REQUIREMENT:
Restate all the data exactly, so that each line is the same as before.

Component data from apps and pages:
= = =

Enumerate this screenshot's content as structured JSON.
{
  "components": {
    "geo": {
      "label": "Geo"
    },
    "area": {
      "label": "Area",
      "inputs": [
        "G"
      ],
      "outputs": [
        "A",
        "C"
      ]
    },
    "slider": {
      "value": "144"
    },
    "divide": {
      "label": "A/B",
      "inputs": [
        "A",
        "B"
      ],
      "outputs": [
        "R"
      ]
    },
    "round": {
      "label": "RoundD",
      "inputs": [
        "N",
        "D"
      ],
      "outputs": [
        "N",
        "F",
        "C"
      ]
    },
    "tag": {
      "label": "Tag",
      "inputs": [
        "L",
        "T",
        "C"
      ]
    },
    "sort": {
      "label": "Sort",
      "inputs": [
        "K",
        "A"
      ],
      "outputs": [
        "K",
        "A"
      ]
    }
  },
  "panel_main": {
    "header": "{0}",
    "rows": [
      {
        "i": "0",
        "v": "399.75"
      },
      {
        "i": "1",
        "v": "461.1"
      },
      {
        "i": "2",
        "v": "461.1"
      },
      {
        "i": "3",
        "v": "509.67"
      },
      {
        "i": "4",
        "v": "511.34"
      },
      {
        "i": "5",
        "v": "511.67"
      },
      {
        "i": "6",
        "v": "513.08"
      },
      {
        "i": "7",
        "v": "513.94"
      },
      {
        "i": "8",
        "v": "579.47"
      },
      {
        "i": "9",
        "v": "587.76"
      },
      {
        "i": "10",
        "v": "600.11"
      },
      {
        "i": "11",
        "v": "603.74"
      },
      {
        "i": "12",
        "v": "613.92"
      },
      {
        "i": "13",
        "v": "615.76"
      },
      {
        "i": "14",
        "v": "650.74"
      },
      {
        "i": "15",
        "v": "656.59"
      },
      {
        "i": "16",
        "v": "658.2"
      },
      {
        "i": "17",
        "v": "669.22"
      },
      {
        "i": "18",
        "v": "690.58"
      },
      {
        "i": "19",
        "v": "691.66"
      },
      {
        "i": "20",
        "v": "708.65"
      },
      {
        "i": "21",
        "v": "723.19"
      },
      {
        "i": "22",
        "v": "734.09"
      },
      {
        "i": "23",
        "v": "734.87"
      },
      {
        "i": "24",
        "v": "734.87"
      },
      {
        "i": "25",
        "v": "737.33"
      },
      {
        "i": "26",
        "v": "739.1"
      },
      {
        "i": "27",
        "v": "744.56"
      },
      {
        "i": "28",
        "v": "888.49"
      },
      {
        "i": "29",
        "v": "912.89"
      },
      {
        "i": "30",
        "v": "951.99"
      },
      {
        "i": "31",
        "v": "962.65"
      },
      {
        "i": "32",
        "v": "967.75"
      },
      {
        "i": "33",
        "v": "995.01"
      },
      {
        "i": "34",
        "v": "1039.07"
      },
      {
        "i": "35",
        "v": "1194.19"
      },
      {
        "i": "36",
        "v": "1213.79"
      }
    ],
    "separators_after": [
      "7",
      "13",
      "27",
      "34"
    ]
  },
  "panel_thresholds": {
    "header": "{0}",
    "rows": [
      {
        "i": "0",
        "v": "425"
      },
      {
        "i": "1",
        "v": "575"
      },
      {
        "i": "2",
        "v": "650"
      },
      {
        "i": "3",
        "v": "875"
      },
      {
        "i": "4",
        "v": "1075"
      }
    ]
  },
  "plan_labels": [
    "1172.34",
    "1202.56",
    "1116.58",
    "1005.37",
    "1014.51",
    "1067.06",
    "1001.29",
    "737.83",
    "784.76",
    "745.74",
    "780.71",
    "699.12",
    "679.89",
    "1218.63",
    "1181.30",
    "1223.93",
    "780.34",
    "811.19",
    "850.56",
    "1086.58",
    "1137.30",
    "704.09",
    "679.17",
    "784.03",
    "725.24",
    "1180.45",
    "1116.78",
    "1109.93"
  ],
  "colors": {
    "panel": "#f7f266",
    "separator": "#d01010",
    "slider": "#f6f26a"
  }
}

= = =

WRITTEN ANSWER:
Enumerate this screenshot's content as structured JSON.
{
  "components": {
    "geo": {
      "label": "Geo"
    },
    "area": {
      "label": "Area",
      "inputs": [
        "G"
      ],
      "outputs": [
        "A",
        "C"
      ]
    },
    "slider": {
      "value": "144"
    },
    "divide": {
      "label": "A/B",
      "inputs": [
        "A",
        "B"
      ],
      "outputs": [
        "R"
      ]
    },
    "round": {
      "label": "RoundD",
      "inputs": [
        "N",
        "D"
      ],
      "outputs": [
        "N",
        "F",
        "C"
      ]
    },
    "tag": {
      "label": "Tag",
      "inputs": [
        "L",
        "T",
        "C"
      ]
    },
    "sort": {
      "label": "Sort",
      "inputs": [
        "K",
        "A"
      ],
      "outputs": [
        "K",
        "A"
      ]
    }
  },
  "panel_main": {
    "header": "{0}",
    "rows": [
      {
        "i": "0",
        "v": "399.75"
      },
      {
        "i": "1",
        "v": "461.1"
      },
      {
        "i": "2",
        "v": "461.1"
      },
      {
        "i": "3",
        "v": "509.67"
      },
      {
        "i": "4",
        "v": "511.34"
      },
      {
        "i": "5",
        "v": "511.67"
      },
      {
        "i": "6",
        "v": "513.08"
      },
      {
        "i": "7",
        "v": "513.94"
      },
      {
        "i": "8",
        "v": "579.47"
      },
      {
        "i": "9",
        "v": "587.76"
      },
      {
        "i": "10",
        "v": "600.11"
      },
      {
        "i": "11",
        "v": "603.74"
      },
      {
        "i": "12",
        "v": "613.92"
      },
      {
        "i": "13",
        "v": "615.76"
      },
      {
        "i": "14",
        "v": "650.74"
      },
      {
        "i": "15",
        "v": "656.59"
      },
      {
        "i": "16",
        "v": "658.2"
      },
      {
        "i": "17",
        "v": "669.22"
      },
      {
        "i": "18",
        "v": "690.58"
      },
      {
        "i": "19",
        "v": "691.66"
      },
      {
        "i": "20",
        "v": "708.65"
      },
      {
        "i": "21",
        "v": "723.19"
      },
      {
        "i": "22",
        "v": "734.09"
      },
      {
        "i": "23",
        "v": "734.87"
      },
      {
        "i": "24",
        "v": "734.87"
      },
      {
        "i": "25",
        "v": "737.33"
      },
      {
        "i": "26",
        "v": "739.1"
      },
      {
        "i": "27",
        "v": "744.56"
      },
      {
        "i": "28",
        "v": "888.49"
      },
      {
        "i": "29",
        "v": "912.89"
      },
      {
        "i": "30",
        "v": "951.99"
      },
      {
        "i": "31",
        "v": "962.65"
      },
      {
        "i": "32",
        "v": "967.75"
      },
      {
        "i": "33",
        "v": "995.01"
      },
      {
        "i": "34",
        "v": "1039.07"
      },
      {
        "i": "35",
        "v": "1194.19"
      },
      {
        "i": "36",
        "v": "1213.79"
      }
    ],
    "separators_after": [
      "7",
      "13",
      "27",
      "34"
    ]
  },
  "panel_thresholds": {
    "header": "{0}",
    "rows": [
      {
        "i": "0",
        "v": "425"
      },
      {
        "i": "1",
        "v": "575"
      },
      {
        "i": "2",
        "v": "650"
      },
      {
        "i": "3",
        "v": "875"
      },
      {
        "i": "4",
        "v": "1075"
      }
    ]
  },
  "plan_labels": [
    "1172.34",
    "1202.56",
    "1116.58",
    "1005.37",
    "1014.51",
    "1067.06",
    "1001.29",
    "737.83",
    "784.76",
    "745.74",
    "780.71",
    "699.12",
    "679.89",
    "1218.63",
    "1181.30",
    "1223.93",
    "780.34",
    "811.19",
    "850.56",
    "1086.58",
    "1137.30",
    "704.09",
    "679.17",
    "784.03",
    "725.24",
    "1180.45",
    "1116.78",
    "1109.93"
  ],
  "colors": {
    "panel": "#f7f266",
    "separator": "#d01010",
    "slider": "#f6f26a"
  }
}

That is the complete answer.